NetSuite wasn’t going away. All of our other departments are totally invested in it - sales, finance, operations, customer service. I knew I wanted HubSpot, so I had to make sure I could make HubSpot and NetSuite work together.
Zak: So what’d you do to solve for the integration?
Joe: Both our research and our HubSpot sales rep directed us to Bedrock Data, and I found out Bedrock had a standardized HubSpot-NetSuite integration.
The use cases around syncing contacts, company and opportunity data met our needs, and then it was just a question of budget. Thankfully, the price point of the integration is reasonable for how powerful it is.
Carlton’s HubSpot-NetSuite Bi-Directional Sync
Zak: As you got setup with the bi-directional sync, what was your data process like between HubSpot & NetSuite?
Joe: We brought over both contacts and companies from NetSuite to HubSpot, with the custom fields I needed for segmentation. So as we clean our data, it’s helping me to hone in on these key segments that I mentioned.
Then from an ongoing standpoint, we sync leads from HubSpot to NetSuite; our NetSuite lead type is companies, and Bedrock takes care of ensuring that the HubSpot lead, which is an individual, gets created in NetSuite based on their company and a related contact record.
Then, as sales works with that lead, and makes any updates at both the contact or company level, that data syncs back to HubSpot to ensure I have the latest marketing data correct - as well as feedback on the performance of our leads.
Zak: Any tips or tricks you’d share with others embarking on a HubSpot-NetSuite integration?
Joe: Sync key marketing fields over to NetSuite, because it’s going to help you with both visibility for your NetSuite users and reporting on the NetSuite side.
We’re syncing HubSpot’s original source field, which helps me track on the NetSuite side did this lead come from organic traffic, or some other marketing channel. That carries over at the company and contact level.

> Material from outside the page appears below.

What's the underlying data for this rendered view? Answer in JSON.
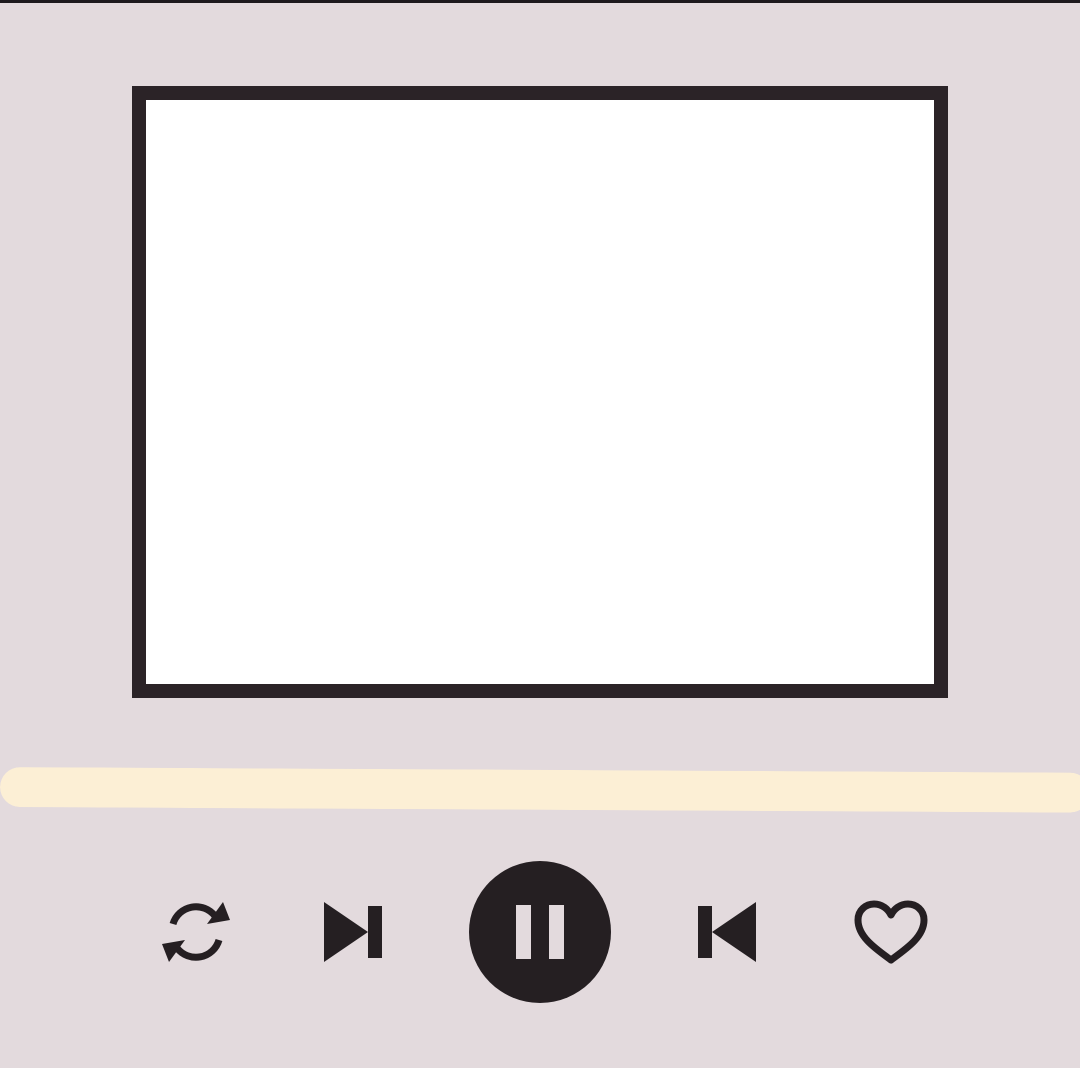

I’m also going to be adding more fields around email engagement to provide visibility to this intelligence on the NetSuite side.
Zak: What’s next for you with the integration?
Joe: I want to add more fields in the data that I’m pulling from NetSuite over to HubSpot. It’s all about making my life easier as a marketer as well as providing more context to our sales team, so I want any data I need to segment the database to be available to me in HubSpot. The nice thing about Bedrock is I can add new field mappings over time; it doesn’t require a developer or a change order to change my integration.
Zak: We got in a groove there going down your work at Carlton, but I wanted to circle back and find out more about your music background that you mentioned around how you got into marketing. Tell us more about that.
Joe: I’ve played in a cover band for about 14 years; we usually play once or twice a month live. While I can’t play five hours per day like I used to, it still takes up most of what remaining free time I do have!
Zak: Who are some of your musical inspirations?
Joe: There are many - classic artists like the Beatles, Led Zeppelin, the Rolling Stones and newer acts like King Gizzard and the Lizard Wizard and Thee Oh Sees are all in rotation. Guitar wise - Jimi Hendrix, Steve Ray Vaughn, and Trey Anastasio are my heroes.
Zak: Is music your main hobby?
Joe: Yes, most of my time in Chicago is spent checking out breweries, art shows, concerts, and staying active in the music scene. I feel super lucky to live in such a fun city.